== Requirement ==
Find and copy each line of the listing below that has the word "icon" in it.
• • • •
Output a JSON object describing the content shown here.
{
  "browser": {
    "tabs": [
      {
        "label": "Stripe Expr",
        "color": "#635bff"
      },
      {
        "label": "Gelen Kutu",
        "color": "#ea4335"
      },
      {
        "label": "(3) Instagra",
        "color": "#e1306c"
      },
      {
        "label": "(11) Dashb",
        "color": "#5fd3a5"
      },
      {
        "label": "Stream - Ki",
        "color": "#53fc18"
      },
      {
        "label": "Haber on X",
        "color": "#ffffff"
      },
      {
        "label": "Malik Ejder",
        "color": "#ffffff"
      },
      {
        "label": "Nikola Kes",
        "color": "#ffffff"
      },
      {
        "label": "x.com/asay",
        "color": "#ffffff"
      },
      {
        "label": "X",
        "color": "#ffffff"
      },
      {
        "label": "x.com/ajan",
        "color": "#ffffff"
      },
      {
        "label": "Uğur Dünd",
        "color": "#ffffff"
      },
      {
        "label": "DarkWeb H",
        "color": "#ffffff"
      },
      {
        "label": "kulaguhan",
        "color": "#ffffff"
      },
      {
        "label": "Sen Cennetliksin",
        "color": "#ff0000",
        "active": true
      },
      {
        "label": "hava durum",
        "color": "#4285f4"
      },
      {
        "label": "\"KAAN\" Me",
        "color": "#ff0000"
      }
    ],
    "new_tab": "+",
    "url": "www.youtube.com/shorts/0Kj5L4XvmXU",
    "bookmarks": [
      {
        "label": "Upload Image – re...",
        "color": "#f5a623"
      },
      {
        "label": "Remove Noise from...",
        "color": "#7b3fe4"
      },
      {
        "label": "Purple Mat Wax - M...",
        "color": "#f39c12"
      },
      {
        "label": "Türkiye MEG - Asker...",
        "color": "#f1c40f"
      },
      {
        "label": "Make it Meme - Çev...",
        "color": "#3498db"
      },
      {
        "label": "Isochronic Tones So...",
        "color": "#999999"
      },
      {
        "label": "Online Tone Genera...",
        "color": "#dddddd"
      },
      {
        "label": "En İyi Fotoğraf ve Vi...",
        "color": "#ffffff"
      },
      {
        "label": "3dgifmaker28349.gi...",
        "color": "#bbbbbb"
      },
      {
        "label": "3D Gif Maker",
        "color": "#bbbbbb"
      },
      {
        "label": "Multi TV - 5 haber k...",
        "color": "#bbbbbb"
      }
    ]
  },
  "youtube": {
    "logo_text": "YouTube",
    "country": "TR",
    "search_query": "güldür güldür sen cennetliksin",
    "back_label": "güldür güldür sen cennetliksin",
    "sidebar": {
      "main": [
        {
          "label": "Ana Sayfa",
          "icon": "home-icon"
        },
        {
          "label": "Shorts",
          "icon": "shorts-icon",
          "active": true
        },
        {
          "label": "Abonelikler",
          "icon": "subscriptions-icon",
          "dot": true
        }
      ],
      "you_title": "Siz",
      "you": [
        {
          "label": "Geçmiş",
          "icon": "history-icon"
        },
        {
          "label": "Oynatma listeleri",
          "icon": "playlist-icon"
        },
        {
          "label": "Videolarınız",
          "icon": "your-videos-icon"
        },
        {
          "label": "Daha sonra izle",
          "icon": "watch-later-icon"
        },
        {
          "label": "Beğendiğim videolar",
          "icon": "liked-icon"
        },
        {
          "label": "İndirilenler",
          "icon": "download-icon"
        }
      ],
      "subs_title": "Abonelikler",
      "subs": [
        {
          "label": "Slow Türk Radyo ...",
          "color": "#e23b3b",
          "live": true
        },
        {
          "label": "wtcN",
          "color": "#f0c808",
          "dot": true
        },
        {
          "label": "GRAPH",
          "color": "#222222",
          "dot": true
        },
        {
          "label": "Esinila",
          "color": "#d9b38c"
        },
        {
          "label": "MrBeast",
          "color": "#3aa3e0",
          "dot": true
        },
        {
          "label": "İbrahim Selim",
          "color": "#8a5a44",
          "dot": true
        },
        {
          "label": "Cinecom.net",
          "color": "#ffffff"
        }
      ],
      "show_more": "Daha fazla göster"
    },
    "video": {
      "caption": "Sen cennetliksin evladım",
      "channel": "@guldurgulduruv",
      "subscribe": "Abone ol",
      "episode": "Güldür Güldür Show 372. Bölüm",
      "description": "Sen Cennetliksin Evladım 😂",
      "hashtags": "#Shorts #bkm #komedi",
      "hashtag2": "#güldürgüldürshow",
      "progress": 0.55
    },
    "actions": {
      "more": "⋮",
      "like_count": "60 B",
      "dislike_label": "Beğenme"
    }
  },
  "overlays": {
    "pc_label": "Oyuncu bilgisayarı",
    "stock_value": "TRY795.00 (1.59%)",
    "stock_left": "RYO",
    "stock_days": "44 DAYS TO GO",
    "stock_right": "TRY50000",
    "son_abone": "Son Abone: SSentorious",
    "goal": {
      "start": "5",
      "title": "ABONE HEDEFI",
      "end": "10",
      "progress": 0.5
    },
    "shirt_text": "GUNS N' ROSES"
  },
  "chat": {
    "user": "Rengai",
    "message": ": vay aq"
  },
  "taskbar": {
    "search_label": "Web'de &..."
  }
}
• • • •
== Response below ==
          "icon": "home-icon"
          "icon": "shorts-icon",
          "icon": "subscriptions-icon",
          "icon": "history-icon"
          "icon": "playlist-icon"
          "icon": "your-videos-icon"
          "icon": "watch-later-icon"
          "icon": "liked-icon"
          "icon": "download-icon"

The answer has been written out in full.